The ‘Castalia’ was named after Lady Granville
who launched the ship in June 1874. It was designed by Captain
Dicey who was convinced of the trustworthiness and stability
of the catamaran design, based on his observations of native
canoes and catamarans while he was Harbour Master in Calcutta.
The ship was in effect two half hulls joined together by girders
and with paddle wheels between the hulls. She was the largest
ship yet built for the Channel service, measuring some 290ft
by 60ft with a gross tonnage of 1,553. It was her unusually
wide beam that Captain Dicey hoped would be the answer to
the problems of seasickness that plagued cross-Channel passengers.
The ‘Castalia’ was designed to carry 700 passengers and, because
manoeuvring in Calais harbour was so difficult, the ship was
double ended so that it would be unnecessary to turn round.
Although the ‘Castalia’ was owned by the English Channel Steamship
Company, the London, Chatham
and Dover Railway
encouraged them and were keen to monitor
performance. She arrived in Dover in October 1874 but had
to return to London the following month to have new boilers
and paddles fitted as her speeds on trial were nothing like
as high as were expected.
In June 1875 she returned to Dover and her first crossing
to Calais was encouraging enough for her to start a regular
service in August. Her crossing speeds were still far too
slow, which meant that she had to leave Dover or Calais before
the arrival of the mail train, causing passengers wishing
to travel on the ship considerable inconvenience. She thus
carried fewer passengers than she might otherwise have done
and was not a financial success. After a short working life
she was withdrawn at the end of October 1876 and, after a

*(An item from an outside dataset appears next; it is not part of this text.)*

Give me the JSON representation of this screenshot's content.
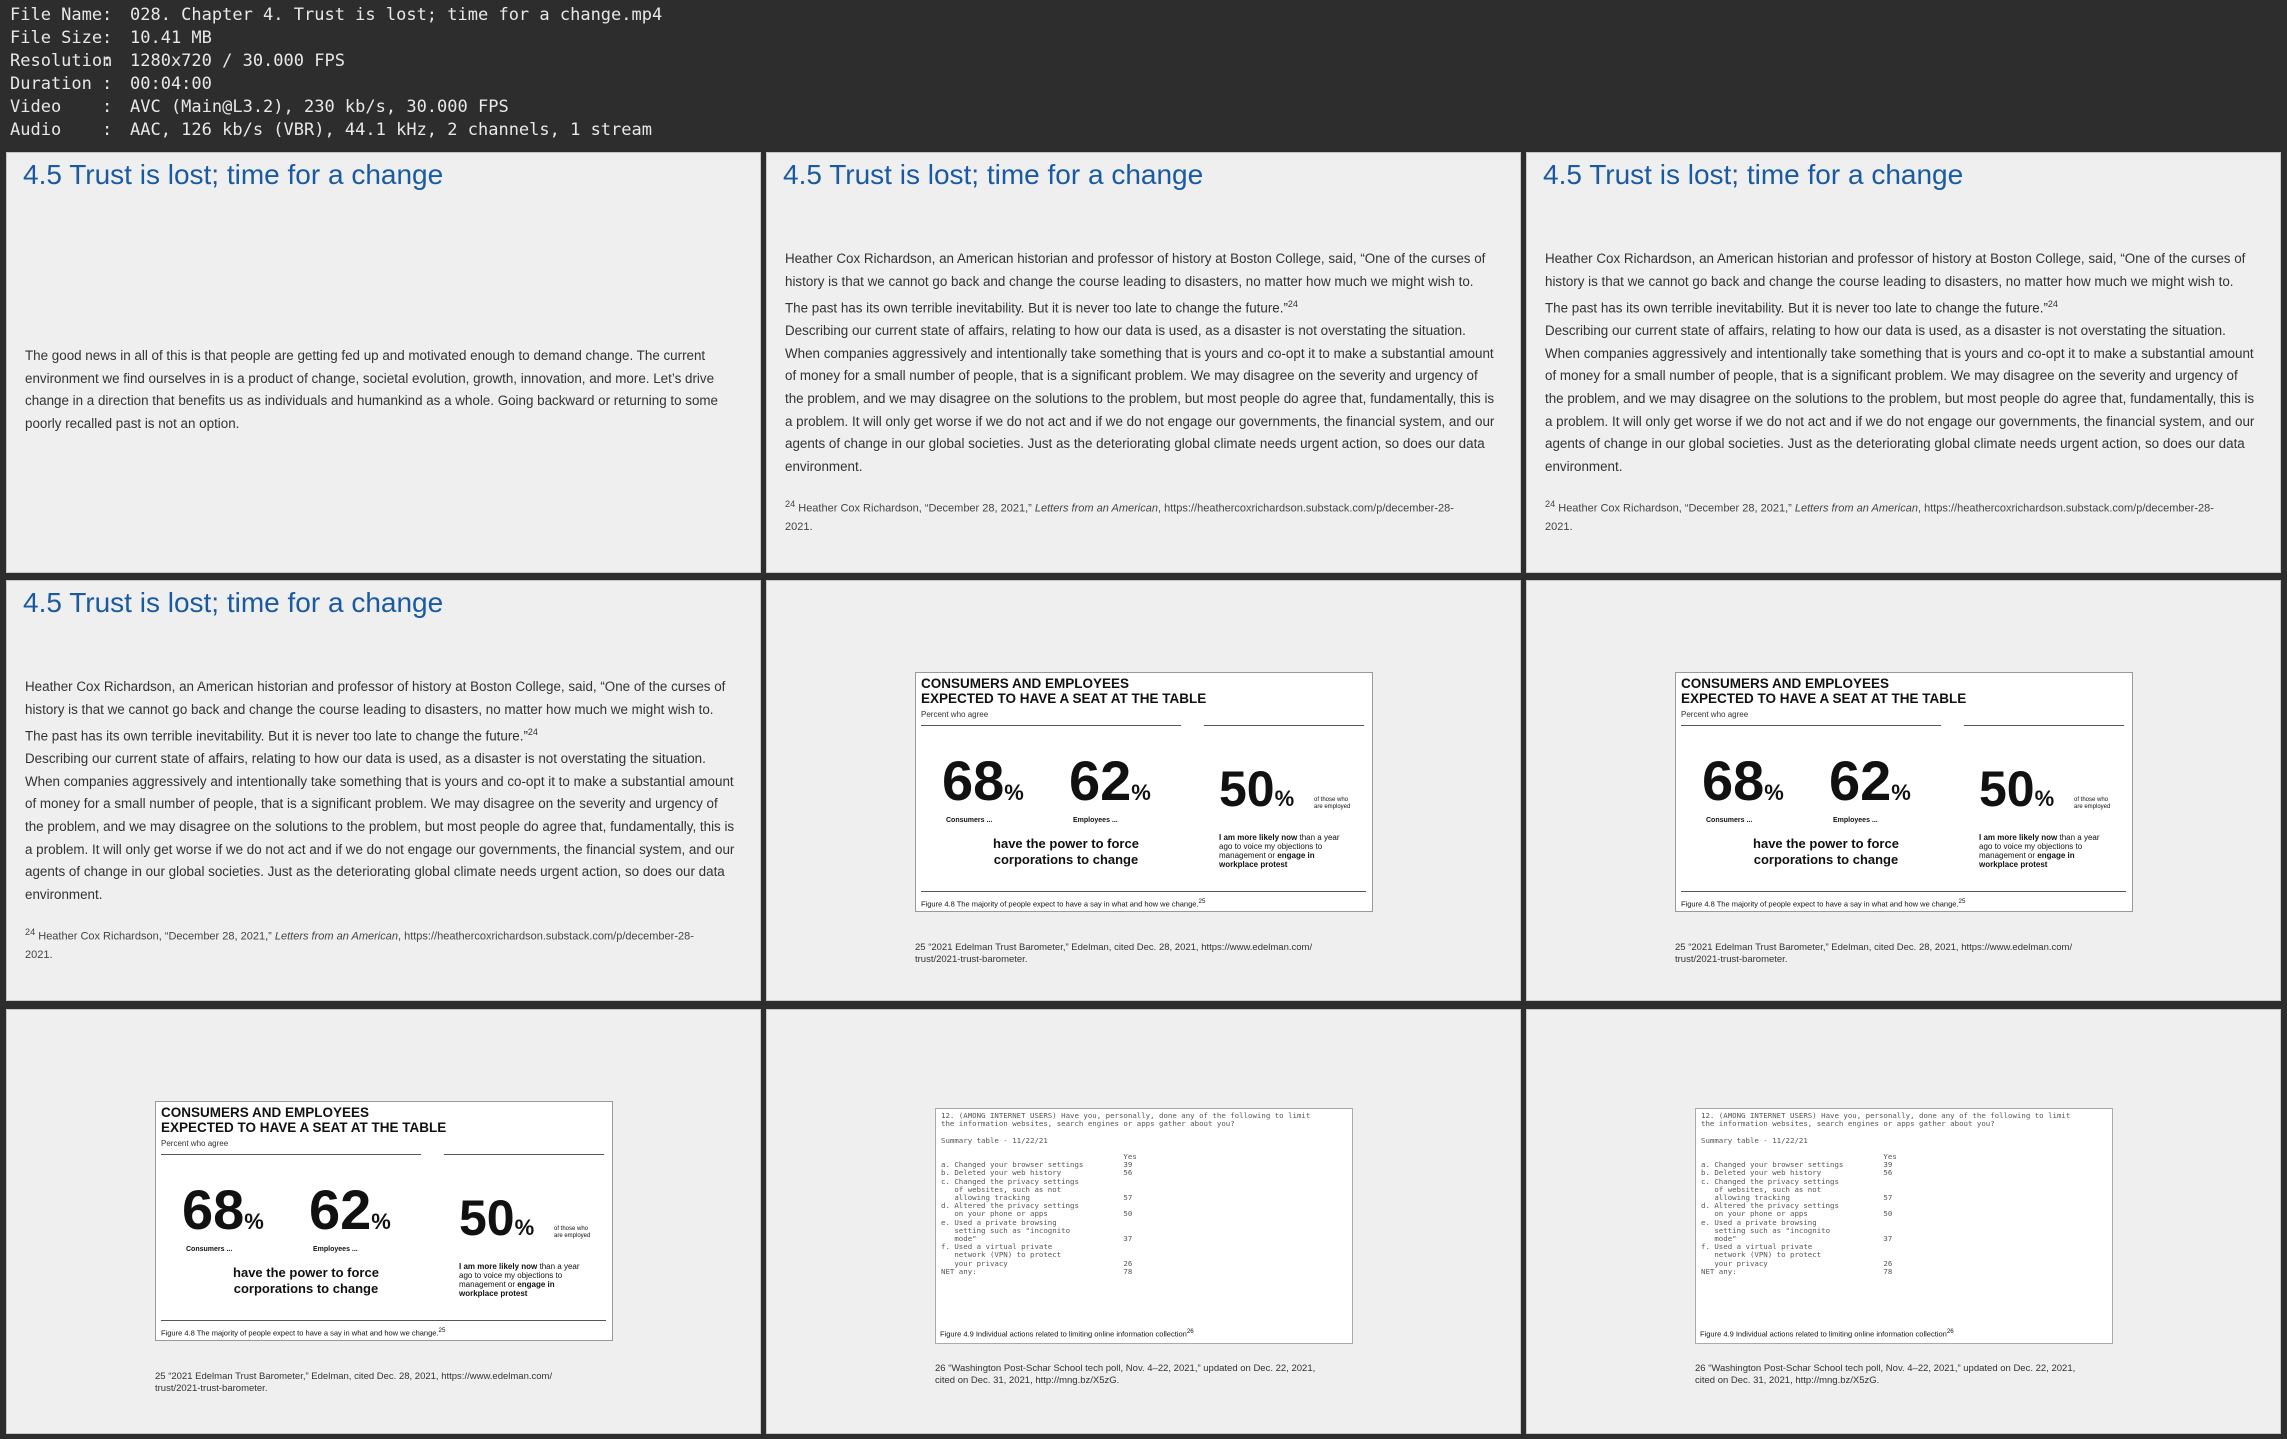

few years lying idle, she was sold in 1883 and ended her days
as a hospital for infectious diseases on the Thames.